Spurred on by the news of a woman doctor who had been killed by a huge lorry while cycling home from work, Amarnani and other women cyclists began a Facebook group called the ‘Pinay Bike Commuter Community’ (‘pinay’ being slang for a Filipino woman).
Through word of mouth, the members built a women-only online space where members are encouraged to share their experiences on the road, whether they are first-time or veteran bicycle commuters, or even just curious about how to pedal to work through Metro Manila’s perilous streets.
It was also a response, Amarnani said, to her own experience of feeling unwelcome as a woman in other bike communities when she first set off on two wheels.

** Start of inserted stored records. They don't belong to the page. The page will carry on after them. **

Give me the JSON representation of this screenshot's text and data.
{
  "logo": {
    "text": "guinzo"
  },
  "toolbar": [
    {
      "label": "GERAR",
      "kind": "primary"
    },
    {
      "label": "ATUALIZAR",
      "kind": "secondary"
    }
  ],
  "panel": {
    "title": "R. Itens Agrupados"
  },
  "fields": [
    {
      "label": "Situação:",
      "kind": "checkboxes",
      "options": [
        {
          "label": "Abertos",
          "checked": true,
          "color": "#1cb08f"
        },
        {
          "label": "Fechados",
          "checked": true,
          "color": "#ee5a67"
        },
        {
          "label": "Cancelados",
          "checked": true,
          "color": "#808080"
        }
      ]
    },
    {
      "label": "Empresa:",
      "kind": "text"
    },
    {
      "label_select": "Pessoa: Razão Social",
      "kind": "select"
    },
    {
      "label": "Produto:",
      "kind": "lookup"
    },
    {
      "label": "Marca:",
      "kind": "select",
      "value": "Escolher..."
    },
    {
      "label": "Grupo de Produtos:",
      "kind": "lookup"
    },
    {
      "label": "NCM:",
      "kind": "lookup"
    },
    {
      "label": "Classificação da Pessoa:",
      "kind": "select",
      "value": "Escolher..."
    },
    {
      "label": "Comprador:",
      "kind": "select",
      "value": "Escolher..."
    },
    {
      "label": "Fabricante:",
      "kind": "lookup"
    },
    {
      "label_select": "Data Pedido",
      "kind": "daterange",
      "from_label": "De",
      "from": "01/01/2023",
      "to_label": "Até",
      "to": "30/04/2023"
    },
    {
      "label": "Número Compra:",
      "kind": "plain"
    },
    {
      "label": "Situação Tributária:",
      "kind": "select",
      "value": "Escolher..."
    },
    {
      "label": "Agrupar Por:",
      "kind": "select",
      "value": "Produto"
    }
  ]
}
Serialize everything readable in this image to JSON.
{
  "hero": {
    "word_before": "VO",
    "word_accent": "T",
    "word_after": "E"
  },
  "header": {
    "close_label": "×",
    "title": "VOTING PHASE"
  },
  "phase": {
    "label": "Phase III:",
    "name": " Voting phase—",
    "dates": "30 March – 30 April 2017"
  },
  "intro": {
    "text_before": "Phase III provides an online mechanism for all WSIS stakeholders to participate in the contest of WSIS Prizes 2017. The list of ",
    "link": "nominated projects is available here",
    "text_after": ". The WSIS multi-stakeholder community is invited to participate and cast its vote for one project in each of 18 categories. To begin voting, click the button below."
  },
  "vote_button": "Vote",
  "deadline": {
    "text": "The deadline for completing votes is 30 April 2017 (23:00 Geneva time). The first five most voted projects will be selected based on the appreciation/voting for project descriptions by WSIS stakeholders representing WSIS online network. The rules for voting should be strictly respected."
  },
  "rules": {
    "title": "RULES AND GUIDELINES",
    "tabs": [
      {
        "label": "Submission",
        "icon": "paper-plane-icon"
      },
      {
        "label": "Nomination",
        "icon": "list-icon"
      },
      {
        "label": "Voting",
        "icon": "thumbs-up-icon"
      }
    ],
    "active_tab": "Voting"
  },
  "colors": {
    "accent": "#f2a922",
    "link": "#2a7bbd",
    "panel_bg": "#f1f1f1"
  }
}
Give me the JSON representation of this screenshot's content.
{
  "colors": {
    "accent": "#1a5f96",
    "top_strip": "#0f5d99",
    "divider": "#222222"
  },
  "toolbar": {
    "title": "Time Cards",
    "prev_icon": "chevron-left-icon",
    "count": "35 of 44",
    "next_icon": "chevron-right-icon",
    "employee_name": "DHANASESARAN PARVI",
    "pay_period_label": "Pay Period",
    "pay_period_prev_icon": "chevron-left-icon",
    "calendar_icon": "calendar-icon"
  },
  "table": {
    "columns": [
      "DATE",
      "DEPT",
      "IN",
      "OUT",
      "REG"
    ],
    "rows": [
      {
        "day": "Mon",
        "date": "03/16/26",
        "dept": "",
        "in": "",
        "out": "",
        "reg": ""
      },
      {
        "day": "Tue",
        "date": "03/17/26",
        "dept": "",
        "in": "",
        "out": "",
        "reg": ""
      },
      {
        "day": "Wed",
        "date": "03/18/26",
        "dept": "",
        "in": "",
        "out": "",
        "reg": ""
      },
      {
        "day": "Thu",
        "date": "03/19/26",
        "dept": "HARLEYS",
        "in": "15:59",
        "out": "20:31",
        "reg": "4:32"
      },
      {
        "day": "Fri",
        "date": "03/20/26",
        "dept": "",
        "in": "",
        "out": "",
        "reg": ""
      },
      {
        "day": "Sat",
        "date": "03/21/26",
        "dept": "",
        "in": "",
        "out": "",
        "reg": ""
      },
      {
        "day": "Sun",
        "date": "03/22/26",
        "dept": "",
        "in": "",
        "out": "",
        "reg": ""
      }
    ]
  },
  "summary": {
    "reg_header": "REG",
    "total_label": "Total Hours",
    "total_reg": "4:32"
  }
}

In the Facebook group, the members are free to ask any questions they like, not just about cycling but also about concerns experienced by women. From advice on cycling while menstruating to tips on avoiding saddle sores and chafed nipples, any and all queries are welcomed and answered.
Now with over 6,500 members, the group has also become a safe space to share experiences of sexual harassment.
Members of the Facebook group have had discussions about how to defend themselves if they are groped or catcalled while on their bikes, and often share tips on cycling routes that are dimly lit or have aggressive motorists and are best avoided.
Courage on the road
Despite these dangers, however, the female cycling community continues to grow in urban regions, a reflection of how Filipino women are reclaiming outdoor spaces.
Karen Crisostomo, a 58-year-old transport advocate who has been cycling to work for 20 years, said that better infrastructure like protected bike paths and decent lighting would encourage more women to consider cycling as a commuting option.
‘We have taken some steps forward, but in terms of mindset, we are still on step one,’ she said.
Amarnani knows it’s a long road ahead. But for now, she continues to find joy in seeing more and more women discover the ‘liberating’ feeling of being on a bike.
She said it means freedom, not just from the punishing traffic and overdependence on cars, but also from people’s expectations of what women and mothers should or shouldn’t do.
‘Now there is a feeling that even when I’m alone on the road, I’m representing all the women that others will see later on the road too,’ she said. ‘They shouldn’t be surprised anymore. We will stay here, and we will be many more.’